-- EXERCISE --
The required output is the line that contains "Parse this screenshot: output" and every line after it, each written out exactly, up to the end of the entries.

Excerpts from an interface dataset
※ ※ ※
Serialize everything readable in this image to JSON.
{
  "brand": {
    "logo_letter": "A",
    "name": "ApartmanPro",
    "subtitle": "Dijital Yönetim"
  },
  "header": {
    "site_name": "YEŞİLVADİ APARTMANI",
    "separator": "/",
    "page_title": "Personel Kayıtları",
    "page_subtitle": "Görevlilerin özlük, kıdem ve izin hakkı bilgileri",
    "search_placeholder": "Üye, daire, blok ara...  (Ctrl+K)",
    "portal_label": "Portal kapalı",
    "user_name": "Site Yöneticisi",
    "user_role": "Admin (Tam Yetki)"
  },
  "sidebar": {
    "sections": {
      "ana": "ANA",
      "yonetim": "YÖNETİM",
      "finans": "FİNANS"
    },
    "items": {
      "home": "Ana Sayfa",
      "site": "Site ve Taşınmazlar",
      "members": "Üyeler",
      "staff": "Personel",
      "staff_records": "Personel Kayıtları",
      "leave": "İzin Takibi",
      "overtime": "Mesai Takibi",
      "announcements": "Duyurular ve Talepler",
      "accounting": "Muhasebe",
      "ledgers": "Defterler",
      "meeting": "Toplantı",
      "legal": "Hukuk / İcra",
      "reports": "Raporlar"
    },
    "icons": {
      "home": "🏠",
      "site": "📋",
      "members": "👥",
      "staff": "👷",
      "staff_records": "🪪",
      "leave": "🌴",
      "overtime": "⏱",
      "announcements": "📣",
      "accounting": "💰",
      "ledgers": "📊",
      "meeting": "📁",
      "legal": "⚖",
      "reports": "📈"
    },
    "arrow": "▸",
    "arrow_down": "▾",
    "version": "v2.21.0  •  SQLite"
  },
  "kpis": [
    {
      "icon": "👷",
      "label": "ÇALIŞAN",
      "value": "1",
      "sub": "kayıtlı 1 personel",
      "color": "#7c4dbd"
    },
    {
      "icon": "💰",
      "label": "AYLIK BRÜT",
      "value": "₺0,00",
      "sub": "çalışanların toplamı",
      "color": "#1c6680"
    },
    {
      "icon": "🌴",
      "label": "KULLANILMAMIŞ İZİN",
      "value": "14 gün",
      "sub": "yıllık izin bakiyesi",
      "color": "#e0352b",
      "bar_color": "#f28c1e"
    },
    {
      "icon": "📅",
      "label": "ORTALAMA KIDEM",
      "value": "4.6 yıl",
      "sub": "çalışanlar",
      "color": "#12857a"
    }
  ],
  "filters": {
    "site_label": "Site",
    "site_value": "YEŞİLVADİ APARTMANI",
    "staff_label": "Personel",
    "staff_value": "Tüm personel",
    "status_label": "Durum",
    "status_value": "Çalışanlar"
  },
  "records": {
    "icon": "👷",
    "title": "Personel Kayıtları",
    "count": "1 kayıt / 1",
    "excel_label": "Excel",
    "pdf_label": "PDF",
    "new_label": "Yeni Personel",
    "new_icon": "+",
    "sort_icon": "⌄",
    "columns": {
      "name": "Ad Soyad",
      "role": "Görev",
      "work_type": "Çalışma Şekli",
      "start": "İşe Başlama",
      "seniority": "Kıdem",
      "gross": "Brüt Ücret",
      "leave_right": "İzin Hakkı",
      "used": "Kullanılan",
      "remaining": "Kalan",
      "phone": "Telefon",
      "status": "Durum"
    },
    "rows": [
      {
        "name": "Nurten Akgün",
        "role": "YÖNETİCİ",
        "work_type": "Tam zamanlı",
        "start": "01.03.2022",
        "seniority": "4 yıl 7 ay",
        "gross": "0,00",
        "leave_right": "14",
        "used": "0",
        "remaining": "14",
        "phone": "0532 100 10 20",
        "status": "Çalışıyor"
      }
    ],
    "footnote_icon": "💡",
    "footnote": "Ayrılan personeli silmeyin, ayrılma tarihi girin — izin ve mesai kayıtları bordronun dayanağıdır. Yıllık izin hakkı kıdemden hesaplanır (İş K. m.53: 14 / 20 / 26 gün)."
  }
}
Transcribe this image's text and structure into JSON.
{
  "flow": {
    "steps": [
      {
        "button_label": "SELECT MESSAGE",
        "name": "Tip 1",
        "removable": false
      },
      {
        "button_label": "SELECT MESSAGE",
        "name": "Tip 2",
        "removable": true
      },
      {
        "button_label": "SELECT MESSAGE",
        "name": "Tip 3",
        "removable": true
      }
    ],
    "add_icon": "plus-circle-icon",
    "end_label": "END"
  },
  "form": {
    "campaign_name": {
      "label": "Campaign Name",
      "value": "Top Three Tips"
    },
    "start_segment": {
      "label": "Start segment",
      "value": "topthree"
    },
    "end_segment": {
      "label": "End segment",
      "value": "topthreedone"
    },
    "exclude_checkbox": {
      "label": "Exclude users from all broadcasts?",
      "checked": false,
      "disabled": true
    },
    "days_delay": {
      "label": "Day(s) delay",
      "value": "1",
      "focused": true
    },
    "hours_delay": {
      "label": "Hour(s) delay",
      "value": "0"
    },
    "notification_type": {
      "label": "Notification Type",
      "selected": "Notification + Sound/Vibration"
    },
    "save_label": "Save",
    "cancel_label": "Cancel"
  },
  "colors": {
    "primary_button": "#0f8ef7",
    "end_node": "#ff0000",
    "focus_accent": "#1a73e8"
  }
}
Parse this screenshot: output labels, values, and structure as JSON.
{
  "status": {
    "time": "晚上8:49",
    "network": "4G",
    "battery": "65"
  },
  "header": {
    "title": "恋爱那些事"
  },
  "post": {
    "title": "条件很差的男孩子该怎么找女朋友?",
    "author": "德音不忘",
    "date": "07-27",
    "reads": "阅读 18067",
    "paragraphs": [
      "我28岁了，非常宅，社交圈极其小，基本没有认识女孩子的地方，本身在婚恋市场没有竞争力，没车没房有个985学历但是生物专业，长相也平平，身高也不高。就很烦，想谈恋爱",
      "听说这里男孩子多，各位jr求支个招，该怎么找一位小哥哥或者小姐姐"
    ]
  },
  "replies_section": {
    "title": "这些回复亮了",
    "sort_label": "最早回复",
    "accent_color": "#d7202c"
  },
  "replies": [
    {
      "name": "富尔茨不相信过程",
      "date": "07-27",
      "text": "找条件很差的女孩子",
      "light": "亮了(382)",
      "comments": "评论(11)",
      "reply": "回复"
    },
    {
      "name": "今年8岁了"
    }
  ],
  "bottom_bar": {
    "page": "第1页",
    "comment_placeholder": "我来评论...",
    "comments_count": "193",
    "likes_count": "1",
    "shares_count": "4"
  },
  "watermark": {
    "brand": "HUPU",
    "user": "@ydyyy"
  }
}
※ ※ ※
-- ANSWER TO THIS EXERCISE --
Parse this screenshot: output labels, values, and structure as JSON.
{
  "status": {
    "time": "晚上8:49",
    "network": "4G",
    "battery": "65"
  },
  "header": {
    "title": "恋爱那些事"
  },
  "post": {
    "title": "条件很差的男孩子该怎么找女朋友?",
    "author": "德音不忘",
    "date": "07-27",
    "reads": "阅读 18067",
    "paragraphs": [
      "我28岁了，非常宅，社交圈极其小，基本没有认识女孩子的地方，本身在婚恋市场没有竞争力，没车没房有个985学历但是生物专业，长相也平平，身高也不高。就很烦，想谈恋爱",
      "听说这里男孩子多，各位jr求支个招，该怎么找一位小哥哥或者小姐姐"
    ]
  },
  "replies_section": {
    "title": "这些回复亮了",
    "sort_label": "最早回复",
    "accent_color": "#d7202c"
  },
  "replies": [
    {
      "name": "富尔茨不相信过程",
      "date": "07-27",
      "text": "找条件很差的女孩子",
      "light": "亮了(382)",
      "comments": "评论(11)",
      "reply": "回复"
    },
    {
      "name": "今年8岁了"
    }
  ],
  "bottom_bar": {
    "page": "第1页",
    "comment_placeholder": "我来评论...",
    "comments_count": "193",
    "likes_count": "1",
    "shares_count": "4"
  },
  "watermark": {
    "brand": "HUPU",
    "user": "@ydyyy"
  }
}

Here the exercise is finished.